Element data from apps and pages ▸

============================================================

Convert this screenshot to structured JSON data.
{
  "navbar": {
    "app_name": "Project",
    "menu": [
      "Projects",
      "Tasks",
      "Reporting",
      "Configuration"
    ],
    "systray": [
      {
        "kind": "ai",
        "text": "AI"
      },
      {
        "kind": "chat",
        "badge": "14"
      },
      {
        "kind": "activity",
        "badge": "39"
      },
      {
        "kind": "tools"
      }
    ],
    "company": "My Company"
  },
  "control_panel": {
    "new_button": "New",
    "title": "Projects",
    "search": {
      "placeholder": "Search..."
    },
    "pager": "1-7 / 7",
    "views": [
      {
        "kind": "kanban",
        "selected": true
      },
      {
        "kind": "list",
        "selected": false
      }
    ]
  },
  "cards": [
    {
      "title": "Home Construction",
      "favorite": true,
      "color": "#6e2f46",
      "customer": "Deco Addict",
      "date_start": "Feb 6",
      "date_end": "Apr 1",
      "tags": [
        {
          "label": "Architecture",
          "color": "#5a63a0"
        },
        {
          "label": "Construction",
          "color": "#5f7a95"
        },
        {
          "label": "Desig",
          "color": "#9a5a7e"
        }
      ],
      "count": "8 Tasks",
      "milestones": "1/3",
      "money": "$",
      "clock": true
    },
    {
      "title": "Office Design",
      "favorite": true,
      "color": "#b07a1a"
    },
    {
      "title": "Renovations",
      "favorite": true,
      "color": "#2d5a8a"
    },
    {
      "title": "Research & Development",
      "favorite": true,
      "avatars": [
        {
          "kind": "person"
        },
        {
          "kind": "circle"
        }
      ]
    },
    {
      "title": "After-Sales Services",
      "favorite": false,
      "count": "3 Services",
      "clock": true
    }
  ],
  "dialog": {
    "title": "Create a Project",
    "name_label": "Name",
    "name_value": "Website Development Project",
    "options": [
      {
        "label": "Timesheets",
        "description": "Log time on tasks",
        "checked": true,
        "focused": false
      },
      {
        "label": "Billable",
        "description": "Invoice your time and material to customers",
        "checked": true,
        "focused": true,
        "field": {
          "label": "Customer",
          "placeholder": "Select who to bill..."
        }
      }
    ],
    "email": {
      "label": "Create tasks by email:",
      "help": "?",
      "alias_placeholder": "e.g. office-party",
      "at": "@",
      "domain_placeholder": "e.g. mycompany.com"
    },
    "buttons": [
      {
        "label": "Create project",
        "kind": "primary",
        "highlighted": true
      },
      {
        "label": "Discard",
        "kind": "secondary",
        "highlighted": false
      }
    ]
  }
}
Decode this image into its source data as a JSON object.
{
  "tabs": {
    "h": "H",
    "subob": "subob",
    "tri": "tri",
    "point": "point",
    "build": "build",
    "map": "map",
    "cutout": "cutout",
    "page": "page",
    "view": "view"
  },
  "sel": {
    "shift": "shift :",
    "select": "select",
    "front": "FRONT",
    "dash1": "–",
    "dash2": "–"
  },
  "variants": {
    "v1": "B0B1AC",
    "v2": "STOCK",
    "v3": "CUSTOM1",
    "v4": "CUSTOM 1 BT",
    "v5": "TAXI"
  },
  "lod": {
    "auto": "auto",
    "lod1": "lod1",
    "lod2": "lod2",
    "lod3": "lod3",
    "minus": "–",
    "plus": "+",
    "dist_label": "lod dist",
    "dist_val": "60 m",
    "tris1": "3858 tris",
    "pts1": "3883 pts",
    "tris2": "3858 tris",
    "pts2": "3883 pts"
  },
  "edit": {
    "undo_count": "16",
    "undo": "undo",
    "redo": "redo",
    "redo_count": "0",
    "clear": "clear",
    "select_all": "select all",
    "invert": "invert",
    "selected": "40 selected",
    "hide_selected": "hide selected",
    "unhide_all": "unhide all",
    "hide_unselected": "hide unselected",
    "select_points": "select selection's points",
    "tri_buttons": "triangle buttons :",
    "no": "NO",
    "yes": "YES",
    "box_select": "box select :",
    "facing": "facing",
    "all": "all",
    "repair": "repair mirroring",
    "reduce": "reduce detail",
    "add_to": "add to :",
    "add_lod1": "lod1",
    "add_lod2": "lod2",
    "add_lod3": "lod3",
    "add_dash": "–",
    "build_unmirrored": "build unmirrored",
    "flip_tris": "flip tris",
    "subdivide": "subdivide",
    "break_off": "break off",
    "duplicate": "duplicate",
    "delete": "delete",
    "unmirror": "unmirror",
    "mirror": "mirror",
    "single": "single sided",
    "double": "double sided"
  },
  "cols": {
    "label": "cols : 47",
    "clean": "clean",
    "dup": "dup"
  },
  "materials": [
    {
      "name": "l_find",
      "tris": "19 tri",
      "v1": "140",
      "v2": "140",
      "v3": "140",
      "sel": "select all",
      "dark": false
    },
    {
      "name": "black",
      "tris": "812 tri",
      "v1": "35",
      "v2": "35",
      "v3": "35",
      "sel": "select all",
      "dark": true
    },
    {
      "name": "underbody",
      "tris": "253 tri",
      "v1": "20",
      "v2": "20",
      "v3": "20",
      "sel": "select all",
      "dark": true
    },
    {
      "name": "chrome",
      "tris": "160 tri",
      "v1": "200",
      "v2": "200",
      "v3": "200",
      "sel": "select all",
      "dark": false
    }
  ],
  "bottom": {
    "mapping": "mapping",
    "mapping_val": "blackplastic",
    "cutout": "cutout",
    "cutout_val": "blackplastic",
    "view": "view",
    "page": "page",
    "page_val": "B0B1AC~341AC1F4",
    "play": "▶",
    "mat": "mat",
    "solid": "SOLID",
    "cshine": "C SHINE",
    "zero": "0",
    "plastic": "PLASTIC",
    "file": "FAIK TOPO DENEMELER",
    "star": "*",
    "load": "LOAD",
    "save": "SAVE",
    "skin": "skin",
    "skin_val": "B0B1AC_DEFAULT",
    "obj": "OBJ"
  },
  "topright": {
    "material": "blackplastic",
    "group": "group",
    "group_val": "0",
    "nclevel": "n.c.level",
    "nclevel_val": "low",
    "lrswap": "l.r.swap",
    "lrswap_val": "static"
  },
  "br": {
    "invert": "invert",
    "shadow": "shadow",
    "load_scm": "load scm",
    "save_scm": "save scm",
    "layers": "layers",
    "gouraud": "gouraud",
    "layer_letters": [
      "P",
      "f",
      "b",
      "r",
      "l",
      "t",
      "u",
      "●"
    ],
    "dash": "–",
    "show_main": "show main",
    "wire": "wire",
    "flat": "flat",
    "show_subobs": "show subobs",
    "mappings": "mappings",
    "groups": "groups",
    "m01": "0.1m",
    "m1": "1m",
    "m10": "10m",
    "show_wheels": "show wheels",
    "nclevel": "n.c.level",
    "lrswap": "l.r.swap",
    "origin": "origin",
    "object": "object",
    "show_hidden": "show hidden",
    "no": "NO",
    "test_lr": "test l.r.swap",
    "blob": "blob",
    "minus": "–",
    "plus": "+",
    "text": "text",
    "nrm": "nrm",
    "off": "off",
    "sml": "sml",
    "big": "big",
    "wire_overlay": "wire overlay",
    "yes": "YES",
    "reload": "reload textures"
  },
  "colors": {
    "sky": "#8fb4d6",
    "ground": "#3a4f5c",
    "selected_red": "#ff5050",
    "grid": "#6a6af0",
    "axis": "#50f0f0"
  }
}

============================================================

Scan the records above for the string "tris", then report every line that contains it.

    "tris1": "3858 tris",
    "tris2": "3858 tris",
    "flip_tris": "flip tris",
      "tris": "19 tri",
      "tris": "812 tri",
      "tris": "253 tri",
      "tris": "160 tri",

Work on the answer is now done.